Monday, May 19, 2014
4 Pics 1 Word
This is the popular new game at our home. It was on my sister Karla's suggestion that I downloaded it to my iPad three or four weeks ago. As the name suggests you look at four pictures and then you figure out one word to describe them all. You are given twelve letters on the bottom of the screen from which you can spell the correct answer, although the words are not often twelve letters long so many of the letters are garbage letters thrown in to confuse you. If you are stuck and cannot figure out a puzzle, you can buy a correct letter or delete some of the garbage letters. When I first started playing I did like to "cheat" and buy letters.
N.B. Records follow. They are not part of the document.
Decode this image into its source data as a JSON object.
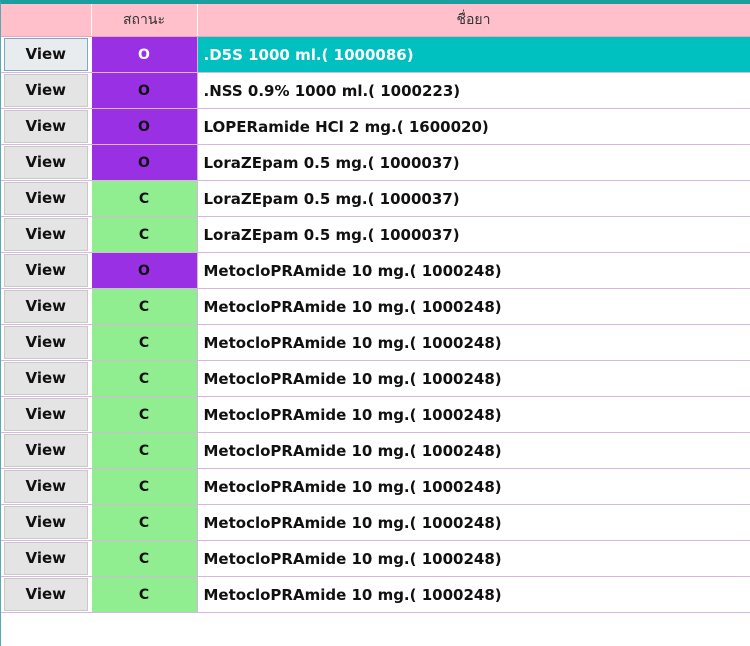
{
  "header": {
    "view_label": "",
    "status_label": "สถานะ",
    "drug_label": "ชื่อยา"
  },
  "colors": {
    "header_bg": "#ffc0cb",
    "status_open": "#9a30e3",
    "status_closed": "#90ee90",
    "selected_row": "#00c0c0"
  },
  "rows": [
    {
      "view": "View",
      "status": "O",
      "drug": ".D5S 1000 ml.( 1000086)",
      "selected": true
    },
    {
      "view": "View",
      "status": "O",
      "drug": ".NSS 0.9% 1000 ml.( 1000223)",
      "selected": false
    },
    {
      "view": "View",
      "status": "O",
      "drug": "LOPERamide HCl 2 mg.( 1600020)",
      "selected": false
    },
    {
      "view": "View",
      "status": "O",
      "drug": "LoraZEpam 0.5 mg.( 1000037)",
      "selected": false
    },
    {
      "view": "View",
      "status": "C",
      "drug": "LoraZEpam 0.5 mg.( 1000037)",
      "selected": false
    },
    {
      "view": "View",
      "status": "C",
      "drug": "LoraZEpam 0.5 mg.( 1000037)",
      "selected": false
    },
    {
      "view": "View",
      "status": "O",
      "drug": "MetocloPRAmide 10 mg.( 1000248)",
      "selected": false
    },
    {
      "view": "View",
      "status": "C",
      "drug": "MetocloPRAmide 10 mg.( 1000248)",
      "selected": false
    },
    {
      "view": "View",
      "status": "C",
      "drug": "MetocloPRAmide 10 mg.( 1000248)",
      "selected": false
    },
    {
      "view": "View",
      "status": "C",
      "drug": "MetocloPRAmide 10 mg.( 1000248)",
      "selected": false
    },
    {
      "view": "View",
      "status": "C",
      "drug": "MetocloPRAmide 10 mg.( 1000248)",
      "selected": false
    },
    {
      "view": "View",
      "status": "C",
      "drug": "MetocloPRAmide 10 mg.( 1000248)",
      "selected": false
    },
    {
      "view": "View",
      "status": "C",
      "drug": "MetocloPRAmide 10 mg.( 1000248)",
      "selected": false
    },
    {
      "view": "View",
      "status": "C",
      "drug": "MetocloPRAmide 10 mg.( 1000248)",
      "selected": false
    },
    {
      "view": "View",
      "status": "C",
      "drug": "MetocloPRAmide 10 mg.( 1000248)",
      "selected": false
    },
    {
      "view": "View",
      "status": "C",
      "drug": "MetocloPRAmide 10 mg.( 1000248)",
      "selected": false
    }
  ]
}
Every correct answer gives you 4 points in your bank, but if you buy a hint it costs you 60 points (for a correct letter) or 80 points (to dump a couple of letters). You have to use the rewards from fifteen or twenty correctly guessed puzzles to give you one single hint on a tough puzzle! OUCH! I much prefer to hammer away on my own, but that isn't always the best solution in our household. If no one can figure out the puzzle, then you can't move on and the game becomes very dull. So, in the interests of keeping the attention of my young co-puzzlers, I resort to hints so I can solve it and we can move on to the next puzzle. Jake and Bentley downloaded the game to two other iPads so they can have their own individual score. When you put the game on more than one device, you discover that the puzzles do not upload in the same order for every player. However, the pool of puzzles is the same, so when the boys get stuck on a puzzle they can usually find someone who has solved it already. Of course, we have to remember the answer! The boys have high scores (number of puzzles solved) and large point totals since they don't pay for their hints like I do. Why do I like this game? I've gotten everyone in the household except Evan and Lincoln to play at least a few puzzles. It's a great way for the children to learn vocabulary, synonyms, and homonyms (same spelling but different meanings). They also get practice spelling. Then there is the thinking required to solve a puzzle. You have to use different approaches to solve different puzzles. Sometimes my answers are too general and I have to get more specific, but other times I'm too specific and I need to generalize more. When you look at the pictures, sometimes you are looking for a small item that they all have in common (a bent arm!), but other times it's a theme in common and the pictures themselves are very different. Today I am stuck on this set of pictures: a hand pushing an elevator button, an open book with spirals of magic(?) coming out of it, an old fashioned typewriter, and a girl whispering into another girl's ear. I am going to have buy a letter to move on. After less than a month of playing our household has solved 428 puzzles!